### TO DO
Look through the material beneath and copy each line with the word "docx".

### GIVEN RECORDS

────────

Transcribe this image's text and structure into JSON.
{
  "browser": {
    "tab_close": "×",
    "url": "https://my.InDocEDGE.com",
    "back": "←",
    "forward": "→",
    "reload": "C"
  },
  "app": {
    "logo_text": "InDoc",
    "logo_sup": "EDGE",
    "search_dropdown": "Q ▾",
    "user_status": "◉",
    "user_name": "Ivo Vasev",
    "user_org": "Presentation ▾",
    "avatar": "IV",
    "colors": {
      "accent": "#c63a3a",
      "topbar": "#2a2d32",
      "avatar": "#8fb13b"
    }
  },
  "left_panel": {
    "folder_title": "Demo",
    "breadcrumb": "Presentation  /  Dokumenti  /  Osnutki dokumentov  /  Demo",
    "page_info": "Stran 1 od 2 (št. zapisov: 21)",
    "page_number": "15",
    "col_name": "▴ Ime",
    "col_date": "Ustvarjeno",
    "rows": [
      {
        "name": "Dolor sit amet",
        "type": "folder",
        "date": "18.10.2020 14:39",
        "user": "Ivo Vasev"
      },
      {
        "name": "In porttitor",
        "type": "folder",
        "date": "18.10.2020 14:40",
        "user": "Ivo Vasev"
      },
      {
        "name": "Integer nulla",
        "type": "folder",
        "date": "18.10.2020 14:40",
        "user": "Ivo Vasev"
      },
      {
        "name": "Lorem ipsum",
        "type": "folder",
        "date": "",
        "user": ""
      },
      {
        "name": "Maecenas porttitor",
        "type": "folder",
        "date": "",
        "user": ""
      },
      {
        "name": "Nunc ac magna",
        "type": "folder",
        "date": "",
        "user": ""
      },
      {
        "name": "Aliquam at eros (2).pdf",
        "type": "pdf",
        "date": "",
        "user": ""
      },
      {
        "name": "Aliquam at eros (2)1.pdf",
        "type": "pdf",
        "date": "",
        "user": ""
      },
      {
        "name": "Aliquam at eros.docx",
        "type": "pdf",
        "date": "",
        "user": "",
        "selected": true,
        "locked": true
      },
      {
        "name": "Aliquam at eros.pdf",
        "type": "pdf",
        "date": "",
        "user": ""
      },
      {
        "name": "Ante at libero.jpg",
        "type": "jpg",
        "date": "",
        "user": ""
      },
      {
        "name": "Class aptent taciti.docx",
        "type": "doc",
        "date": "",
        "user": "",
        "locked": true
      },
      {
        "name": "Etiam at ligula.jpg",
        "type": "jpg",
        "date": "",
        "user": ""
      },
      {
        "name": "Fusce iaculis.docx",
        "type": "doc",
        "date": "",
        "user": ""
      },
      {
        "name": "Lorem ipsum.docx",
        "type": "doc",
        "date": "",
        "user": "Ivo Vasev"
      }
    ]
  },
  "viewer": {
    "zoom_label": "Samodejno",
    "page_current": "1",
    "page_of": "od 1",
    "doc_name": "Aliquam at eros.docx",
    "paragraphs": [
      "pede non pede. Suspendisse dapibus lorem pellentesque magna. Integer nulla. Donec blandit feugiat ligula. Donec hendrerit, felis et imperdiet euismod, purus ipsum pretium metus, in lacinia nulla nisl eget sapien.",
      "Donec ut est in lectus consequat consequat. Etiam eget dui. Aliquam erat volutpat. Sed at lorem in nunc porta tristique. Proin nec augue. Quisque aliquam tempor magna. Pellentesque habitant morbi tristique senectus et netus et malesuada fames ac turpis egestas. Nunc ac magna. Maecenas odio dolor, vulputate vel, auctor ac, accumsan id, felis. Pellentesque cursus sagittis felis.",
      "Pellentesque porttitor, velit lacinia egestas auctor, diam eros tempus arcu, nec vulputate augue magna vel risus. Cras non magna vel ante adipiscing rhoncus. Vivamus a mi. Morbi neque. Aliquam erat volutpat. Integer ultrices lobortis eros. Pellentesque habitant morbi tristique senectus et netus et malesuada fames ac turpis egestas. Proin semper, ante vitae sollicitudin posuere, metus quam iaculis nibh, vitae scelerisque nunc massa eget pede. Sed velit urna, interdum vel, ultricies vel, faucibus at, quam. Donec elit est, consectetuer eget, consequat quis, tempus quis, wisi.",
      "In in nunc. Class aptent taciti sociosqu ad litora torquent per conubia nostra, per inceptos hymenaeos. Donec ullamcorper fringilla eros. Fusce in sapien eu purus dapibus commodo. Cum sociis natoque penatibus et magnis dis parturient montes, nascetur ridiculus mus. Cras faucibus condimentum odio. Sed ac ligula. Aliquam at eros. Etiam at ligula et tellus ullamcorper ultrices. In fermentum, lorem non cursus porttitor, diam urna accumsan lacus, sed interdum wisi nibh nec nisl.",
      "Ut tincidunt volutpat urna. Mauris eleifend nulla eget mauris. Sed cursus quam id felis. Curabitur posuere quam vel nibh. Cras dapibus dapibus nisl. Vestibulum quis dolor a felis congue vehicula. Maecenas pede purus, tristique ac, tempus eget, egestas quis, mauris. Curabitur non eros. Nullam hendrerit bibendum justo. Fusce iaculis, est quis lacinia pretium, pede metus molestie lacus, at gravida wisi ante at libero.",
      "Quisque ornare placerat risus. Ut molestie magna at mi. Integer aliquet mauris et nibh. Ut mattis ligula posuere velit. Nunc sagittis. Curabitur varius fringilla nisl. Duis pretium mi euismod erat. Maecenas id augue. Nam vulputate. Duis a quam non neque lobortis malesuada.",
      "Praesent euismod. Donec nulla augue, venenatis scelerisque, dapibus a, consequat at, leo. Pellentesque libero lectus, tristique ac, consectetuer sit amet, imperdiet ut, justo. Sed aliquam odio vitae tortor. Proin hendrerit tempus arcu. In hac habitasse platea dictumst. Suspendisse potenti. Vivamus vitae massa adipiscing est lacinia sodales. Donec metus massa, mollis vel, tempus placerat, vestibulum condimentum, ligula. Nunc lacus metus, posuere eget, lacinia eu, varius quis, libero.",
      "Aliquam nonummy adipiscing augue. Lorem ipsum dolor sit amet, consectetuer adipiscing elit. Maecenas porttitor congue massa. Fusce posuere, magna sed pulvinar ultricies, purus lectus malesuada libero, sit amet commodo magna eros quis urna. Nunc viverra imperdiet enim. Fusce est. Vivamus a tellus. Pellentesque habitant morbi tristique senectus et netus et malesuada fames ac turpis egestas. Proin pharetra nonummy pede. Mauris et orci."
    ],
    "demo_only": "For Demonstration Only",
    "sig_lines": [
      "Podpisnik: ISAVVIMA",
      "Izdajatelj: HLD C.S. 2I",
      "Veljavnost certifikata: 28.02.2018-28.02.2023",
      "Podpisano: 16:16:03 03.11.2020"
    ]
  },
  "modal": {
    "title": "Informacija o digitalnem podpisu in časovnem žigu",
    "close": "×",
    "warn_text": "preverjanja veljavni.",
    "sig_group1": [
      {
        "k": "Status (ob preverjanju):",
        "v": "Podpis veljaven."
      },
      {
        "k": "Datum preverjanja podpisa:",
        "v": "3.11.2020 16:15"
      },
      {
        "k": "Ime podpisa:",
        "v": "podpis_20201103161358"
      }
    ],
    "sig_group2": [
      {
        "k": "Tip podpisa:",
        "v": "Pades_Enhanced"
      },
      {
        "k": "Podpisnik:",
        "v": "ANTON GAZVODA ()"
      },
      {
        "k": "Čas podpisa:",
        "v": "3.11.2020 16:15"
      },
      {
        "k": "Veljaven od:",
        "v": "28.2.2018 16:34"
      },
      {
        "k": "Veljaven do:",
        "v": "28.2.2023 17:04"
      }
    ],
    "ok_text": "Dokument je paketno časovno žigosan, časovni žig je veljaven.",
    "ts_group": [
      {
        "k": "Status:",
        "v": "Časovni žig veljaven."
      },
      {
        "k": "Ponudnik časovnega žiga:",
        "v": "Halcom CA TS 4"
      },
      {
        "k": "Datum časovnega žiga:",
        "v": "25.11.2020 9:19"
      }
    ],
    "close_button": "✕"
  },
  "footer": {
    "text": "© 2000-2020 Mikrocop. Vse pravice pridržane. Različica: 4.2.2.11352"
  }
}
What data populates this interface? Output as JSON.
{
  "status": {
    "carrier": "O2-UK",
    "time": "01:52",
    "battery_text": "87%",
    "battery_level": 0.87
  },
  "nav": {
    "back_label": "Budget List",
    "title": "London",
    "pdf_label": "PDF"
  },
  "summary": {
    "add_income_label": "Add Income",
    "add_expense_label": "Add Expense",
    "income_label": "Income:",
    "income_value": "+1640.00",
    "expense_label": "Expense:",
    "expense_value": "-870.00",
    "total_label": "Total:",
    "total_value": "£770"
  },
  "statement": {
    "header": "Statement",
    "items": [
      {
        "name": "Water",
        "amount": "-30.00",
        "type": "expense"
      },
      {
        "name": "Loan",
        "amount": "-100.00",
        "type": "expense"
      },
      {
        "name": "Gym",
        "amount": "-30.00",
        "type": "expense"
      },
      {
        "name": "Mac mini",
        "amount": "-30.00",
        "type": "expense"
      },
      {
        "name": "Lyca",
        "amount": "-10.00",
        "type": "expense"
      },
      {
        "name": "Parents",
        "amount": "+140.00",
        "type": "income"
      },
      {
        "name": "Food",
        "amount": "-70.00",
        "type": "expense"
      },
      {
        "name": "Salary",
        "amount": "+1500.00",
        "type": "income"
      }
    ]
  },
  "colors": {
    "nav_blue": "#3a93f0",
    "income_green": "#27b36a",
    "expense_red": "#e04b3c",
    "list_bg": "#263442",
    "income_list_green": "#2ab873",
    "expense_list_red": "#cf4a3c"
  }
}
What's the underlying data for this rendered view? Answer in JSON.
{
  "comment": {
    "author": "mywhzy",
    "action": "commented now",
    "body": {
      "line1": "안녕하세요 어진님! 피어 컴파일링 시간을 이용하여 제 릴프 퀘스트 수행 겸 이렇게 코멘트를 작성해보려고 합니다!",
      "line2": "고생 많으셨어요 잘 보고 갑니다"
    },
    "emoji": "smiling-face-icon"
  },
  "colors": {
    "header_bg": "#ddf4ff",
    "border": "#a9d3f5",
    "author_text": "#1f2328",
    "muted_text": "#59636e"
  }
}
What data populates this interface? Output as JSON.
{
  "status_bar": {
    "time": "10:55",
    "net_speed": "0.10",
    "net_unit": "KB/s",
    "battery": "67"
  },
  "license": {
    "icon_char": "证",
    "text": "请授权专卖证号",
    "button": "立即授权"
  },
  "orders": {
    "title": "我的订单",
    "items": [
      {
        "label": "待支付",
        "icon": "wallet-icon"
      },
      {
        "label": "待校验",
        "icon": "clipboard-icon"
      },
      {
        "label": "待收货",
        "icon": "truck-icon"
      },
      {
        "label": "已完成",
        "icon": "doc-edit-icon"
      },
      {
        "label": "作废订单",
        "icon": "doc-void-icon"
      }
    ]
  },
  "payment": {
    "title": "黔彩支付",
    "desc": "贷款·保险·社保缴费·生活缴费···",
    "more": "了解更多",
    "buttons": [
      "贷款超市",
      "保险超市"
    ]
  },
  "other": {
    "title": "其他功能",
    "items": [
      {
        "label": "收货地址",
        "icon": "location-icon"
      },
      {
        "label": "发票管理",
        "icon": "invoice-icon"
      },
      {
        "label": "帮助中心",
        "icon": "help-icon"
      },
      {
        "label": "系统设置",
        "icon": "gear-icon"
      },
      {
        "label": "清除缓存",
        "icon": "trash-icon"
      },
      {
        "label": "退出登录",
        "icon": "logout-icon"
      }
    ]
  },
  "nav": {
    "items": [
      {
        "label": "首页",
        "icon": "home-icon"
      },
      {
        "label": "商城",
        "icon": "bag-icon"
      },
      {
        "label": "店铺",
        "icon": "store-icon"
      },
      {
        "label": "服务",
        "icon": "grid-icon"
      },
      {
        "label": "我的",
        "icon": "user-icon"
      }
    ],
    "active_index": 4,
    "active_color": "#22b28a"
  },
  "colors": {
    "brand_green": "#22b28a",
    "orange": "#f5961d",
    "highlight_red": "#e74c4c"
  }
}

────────

### EXERCISE RESPONSE
        "name": "Aliquam at eros.docx",
        "name": "Class aptent taciti.docx",
        "name": "Fusce iaculis.docx",
        "name": "Lorem ipsum.docx",
    "doc_name": "Aliquam at eros.docx",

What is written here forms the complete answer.